Major League Baseball players can add another prohibited item to the list. SportsIllustrated.com reported Friday that players have been issued a warning over the use of deer-antler spray, a substance that includes a banned chemical known for muscle-building and fat-cutting effects.
According to the report, Major League Baseball issued a warning to players last week that the deer-antler spray contains "potentially contaminated nutritional supplements" and had been added to the league's banned list of products. One of the chemical elements of the deer-antler spray -- IGF-1, or insulin-like growth factor -- can not be detected in the tests dictated by the sport's Joint Drug Prevention and Treatment Program.
IGF-1 is considered a performance-enhancer, and SI.com reported that it is used to mediate the level of human growth hormone in the body. The report also said that the chemical is considered a performance-enhancer and that its use has been banned by baseball and by the World Anti-Doping Agency.

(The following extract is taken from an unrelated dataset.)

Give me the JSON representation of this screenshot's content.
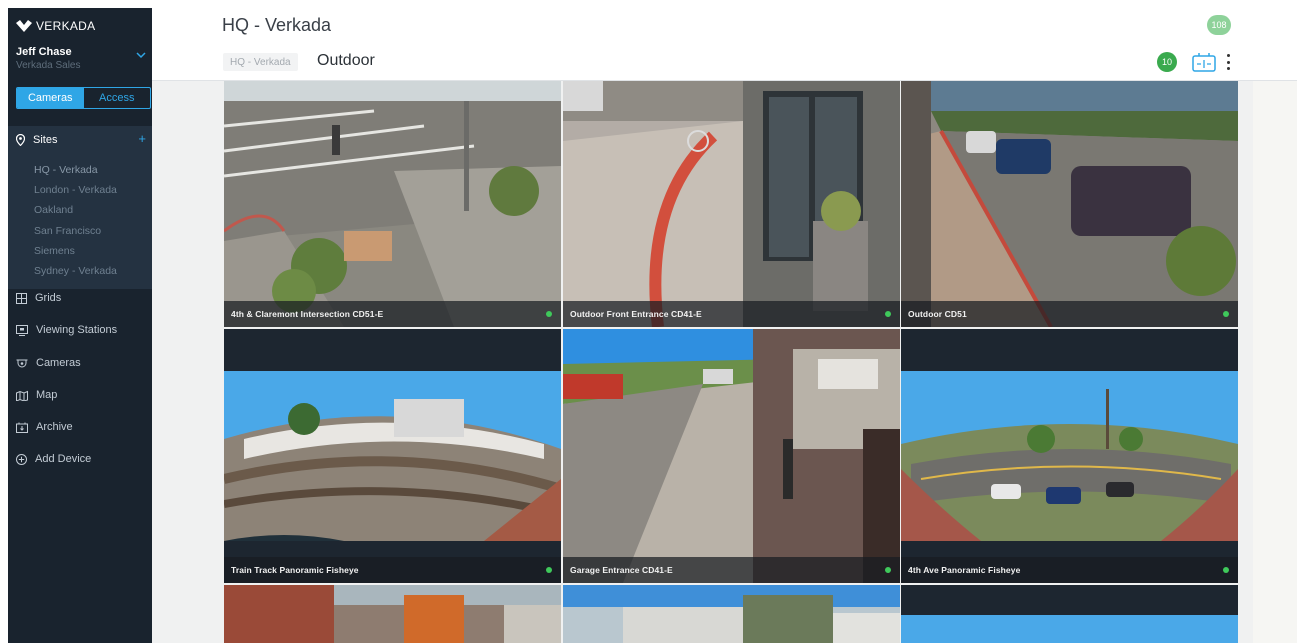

The manufacturers of the spray highlight "anabolic or growth stimulation", "athletic performance" and "muscular strength and endurance" as some of the possible benefits from its use. The SI.com report said MLB told players that the spray can cause a positive test for the steroid methyltestosterone.
Spencer Fordin is a reporter for MLB.com. This story was not subject to the approval of Major League Baseball or its clubs.